(Task prompt) The answer should consist of each line from the data below that includes "JSON".

(Input)

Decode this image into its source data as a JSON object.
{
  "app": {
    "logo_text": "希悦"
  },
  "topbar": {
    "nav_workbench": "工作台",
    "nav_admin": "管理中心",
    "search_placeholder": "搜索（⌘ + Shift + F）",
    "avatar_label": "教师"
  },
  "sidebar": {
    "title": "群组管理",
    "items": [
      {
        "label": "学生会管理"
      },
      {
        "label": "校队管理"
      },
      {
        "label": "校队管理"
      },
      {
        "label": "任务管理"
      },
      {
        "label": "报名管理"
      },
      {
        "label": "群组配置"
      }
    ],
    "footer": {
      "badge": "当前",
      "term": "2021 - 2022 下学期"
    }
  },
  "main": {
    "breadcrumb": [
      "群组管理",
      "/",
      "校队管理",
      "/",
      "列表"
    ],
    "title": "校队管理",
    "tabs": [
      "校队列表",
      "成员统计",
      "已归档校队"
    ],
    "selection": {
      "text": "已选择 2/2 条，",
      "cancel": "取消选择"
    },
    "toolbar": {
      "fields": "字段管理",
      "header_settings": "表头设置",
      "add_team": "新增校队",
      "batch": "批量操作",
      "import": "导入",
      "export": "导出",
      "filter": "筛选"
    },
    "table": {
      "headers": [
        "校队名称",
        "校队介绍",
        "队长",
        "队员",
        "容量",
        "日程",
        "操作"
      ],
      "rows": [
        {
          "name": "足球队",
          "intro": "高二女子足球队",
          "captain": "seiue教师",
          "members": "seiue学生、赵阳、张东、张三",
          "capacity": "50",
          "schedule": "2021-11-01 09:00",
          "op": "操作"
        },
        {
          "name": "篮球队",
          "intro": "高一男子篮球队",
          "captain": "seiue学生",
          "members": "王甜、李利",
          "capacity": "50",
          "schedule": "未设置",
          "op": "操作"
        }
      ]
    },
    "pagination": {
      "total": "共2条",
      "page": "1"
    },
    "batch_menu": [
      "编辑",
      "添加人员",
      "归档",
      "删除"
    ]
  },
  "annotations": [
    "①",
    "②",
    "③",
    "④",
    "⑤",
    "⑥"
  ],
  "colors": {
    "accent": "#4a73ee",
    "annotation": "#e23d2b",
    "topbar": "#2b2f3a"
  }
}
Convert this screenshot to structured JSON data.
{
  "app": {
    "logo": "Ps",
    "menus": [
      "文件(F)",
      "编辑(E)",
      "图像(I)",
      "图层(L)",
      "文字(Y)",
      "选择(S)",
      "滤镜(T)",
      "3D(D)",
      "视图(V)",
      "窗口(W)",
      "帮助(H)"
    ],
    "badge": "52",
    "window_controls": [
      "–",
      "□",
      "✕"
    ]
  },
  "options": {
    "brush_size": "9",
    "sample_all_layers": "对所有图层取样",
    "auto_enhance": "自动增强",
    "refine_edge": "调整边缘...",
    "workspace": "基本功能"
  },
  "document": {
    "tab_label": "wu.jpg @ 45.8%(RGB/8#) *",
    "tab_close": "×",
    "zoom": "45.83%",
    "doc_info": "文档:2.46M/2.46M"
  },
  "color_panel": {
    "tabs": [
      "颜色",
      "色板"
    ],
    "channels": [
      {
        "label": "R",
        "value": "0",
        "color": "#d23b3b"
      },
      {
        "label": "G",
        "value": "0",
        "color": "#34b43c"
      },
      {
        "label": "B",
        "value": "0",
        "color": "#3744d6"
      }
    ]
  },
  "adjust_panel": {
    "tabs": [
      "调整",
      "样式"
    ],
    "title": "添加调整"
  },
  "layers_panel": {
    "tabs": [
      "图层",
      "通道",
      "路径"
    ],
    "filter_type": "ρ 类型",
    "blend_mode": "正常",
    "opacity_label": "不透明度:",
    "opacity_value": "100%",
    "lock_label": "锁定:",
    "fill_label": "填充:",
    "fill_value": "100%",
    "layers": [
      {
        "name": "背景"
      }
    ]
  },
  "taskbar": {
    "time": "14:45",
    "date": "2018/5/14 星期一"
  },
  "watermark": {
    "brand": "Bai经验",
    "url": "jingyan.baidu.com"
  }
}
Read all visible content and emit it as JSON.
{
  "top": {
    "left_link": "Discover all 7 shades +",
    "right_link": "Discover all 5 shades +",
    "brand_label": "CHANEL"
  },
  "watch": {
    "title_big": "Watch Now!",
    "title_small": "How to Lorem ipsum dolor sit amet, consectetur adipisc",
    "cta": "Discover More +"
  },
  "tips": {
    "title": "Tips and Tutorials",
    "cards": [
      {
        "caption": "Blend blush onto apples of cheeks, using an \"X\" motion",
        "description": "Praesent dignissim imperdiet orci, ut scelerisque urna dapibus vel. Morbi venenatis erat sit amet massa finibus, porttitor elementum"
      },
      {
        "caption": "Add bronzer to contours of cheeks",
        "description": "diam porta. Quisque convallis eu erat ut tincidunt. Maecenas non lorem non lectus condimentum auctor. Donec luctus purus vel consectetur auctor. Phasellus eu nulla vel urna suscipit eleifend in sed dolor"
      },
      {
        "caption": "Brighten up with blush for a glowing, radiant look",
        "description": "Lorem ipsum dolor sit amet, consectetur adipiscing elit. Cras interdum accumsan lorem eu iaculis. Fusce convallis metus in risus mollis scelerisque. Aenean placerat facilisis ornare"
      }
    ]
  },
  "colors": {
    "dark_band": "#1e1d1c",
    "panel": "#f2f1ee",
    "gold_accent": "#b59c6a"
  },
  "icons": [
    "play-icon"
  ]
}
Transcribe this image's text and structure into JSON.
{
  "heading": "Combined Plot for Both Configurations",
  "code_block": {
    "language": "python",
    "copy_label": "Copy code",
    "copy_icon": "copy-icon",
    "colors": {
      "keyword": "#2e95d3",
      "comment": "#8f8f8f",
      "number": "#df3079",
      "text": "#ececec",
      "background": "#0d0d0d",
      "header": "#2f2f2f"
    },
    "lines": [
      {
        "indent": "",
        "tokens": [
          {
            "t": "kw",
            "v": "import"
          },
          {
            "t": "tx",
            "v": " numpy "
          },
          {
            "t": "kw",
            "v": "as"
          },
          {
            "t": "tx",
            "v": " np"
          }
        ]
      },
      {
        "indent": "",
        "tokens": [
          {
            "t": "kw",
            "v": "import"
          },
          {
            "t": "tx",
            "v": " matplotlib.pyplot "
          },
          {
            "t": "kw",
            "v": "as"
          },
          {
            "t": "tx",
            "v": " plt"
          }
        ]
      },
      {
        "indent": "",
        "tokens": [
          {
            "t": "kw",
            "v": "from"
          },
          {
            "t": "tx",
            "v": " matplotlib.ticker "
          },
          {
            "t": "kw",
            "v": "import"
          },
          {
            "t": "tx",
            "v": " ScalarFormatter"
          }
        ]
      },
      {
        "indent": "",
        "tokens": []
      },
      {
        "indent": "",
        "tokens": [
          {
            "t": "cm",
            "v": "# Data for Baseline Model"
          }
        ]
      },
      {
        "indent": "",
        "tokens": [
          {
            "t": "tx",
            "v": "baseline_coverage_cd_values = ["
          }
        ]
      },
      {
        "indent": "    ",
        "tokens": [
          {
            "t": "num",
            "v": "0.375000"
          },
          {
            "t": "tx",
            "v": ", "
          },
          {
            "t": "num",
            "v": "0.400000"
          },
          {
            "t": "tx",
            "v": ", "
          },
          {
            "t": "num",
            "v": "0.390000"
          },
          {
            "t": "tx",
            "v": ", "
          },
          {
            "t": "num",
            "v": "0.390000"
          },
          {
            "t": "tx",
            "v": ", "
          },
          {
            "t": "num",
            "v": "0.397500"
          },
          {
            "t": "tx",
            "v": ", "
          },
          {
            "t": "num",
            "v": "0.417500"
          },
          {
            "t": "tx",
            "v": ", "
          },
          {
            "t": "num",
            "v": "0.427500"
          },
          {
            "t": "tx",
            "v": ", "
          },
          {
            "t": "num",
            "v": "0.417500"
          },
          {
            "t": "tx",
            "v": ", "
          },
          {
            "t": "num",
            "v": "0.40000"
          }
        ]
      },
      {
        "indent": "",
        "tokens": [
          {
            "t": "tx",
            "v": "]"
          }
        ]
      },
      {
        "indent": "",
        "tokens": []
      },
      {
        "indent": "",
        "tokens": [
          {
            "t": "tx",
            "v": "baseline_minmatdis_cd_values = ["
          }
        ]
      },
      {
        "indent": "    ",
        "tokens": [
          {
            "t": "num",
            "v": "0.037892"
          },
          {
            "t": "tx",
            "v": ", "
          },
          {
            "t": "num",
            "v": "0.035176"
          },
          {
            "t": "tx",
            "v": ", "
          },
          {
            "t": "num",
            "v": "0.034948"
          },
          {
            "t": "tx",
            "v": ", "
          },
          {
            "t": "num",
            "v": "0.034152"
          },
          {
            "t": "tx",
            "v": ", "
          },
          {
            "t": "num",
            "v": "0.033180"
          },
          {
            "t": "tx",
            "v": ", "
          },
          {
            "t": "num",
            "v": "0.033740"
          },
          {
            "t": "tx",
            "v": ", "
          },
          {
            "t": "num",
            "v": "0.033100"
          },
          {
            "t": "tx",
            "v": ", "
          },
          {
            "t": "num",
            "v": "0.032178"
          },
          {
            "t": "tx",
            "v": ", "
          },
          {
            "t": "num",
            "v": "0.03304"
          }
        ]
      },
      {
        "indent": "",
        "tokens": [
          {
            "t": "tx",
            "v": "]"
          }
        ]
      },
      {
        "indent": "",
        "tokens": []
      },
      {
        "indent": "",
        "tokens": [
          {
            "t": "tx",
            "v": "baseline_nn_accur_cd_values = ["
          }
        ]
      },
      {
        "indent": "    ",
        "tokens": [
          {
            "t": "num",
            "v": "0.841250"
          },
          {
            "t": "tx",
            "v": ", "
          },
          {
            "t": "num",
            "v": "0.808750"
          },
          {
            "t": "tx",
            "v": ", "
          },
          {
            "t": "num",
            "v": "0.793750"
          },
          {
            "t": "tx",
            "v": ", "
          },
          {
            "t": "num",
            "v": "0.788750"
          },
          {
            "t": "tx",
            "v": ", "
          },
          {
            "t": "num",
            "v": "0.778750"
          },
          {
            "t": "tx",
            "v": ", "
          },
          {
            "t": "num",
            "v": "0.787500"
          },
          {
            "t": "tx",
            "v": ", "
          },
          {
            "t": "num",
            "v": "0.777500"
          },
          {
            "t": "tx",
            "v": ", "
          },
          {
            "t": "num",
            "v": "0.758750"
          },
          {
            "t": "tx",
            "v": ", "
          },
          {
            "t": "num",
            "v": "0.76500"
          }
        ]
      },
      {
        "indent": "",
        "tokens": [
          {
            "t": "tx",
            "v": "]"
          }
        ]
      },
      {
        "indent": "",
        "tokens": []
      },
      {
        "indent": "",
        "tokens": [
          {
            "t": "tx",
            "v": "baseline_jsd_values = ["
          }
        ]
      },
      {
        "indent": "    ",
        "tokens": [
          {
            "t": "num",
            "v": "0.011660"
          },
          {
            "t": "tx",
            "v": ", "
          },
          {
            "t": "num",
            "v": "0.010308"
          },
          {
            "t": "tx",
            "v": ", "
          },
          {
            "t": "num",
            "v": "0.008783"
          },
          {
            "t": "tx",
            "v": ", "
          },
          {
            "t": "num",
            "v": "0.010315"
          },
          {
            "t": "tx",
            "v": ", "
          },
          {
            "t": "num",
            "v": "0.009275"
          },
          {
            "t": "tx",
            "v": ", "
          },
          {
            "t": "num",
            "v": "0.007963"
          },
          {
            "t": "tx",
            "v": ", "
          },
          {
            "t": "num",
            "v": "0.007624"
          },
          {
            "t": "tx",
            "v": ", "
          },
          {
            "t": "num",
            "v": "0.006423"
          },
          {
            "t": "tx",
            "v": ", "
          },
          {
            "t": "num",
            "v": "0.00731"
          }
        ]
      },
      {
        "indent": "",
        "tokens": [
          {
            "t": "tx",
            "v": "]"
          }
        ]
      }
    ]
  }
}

(Result of the exercise)
Decode this image into its source data as a JSON object.
Convert this screenshot to structured JSON data.
Read all visible content and emit it as JSON.
Transcribe this image's text and structure into JSON.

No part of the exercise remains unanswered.